→ Problem
Needed from the data below: all lines that contain the word "blinks".

→ Record set
# # #
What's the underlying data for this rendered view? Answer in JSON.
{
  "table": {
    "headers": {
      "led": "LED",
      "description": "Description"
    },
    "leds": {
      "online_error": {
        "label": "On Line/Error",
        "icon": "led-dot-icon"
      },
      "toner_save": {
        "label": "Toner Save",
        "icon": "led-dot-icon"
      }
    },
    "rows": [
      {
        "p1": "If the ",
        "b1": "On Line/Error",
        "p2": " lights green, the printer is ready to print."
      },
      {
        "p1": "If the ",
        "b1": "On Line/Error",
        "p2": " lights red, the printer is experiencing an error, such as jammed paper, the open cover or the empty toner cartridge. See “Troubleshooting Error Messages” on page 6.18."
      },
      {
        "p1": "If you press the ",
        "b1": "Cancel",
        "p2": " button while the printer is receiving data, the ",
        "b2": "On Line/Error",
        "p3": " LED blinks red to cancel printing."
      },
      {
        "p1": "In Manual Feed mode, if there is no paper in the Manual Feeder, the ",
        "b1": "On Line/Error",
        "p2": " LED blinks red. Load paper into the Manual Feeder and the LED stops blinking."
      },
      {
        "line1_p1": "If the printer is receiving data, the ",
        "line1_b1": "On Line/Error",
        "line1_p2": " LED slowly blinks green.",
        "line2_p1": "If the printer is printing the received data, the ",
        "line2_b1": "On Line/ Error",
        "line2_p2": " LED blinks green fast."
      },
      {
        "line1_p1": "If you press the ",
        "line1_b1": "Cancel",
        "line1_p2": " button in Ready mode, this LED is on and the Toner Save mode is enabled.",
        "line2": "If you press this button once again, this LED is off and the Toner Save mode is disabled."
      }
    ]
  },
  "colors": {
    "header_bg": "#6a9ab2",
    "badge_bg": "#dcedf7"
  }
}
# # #
→ Finished task
        "p3": " LED blinks red to cancel printing."
        "p2": " LED blinks red. Load paper into the Manual Feeder and the LED stops blinking."
        "line1_p2": " LED slowly blinks green.",
        "line2_p2": " LED blinks green fast."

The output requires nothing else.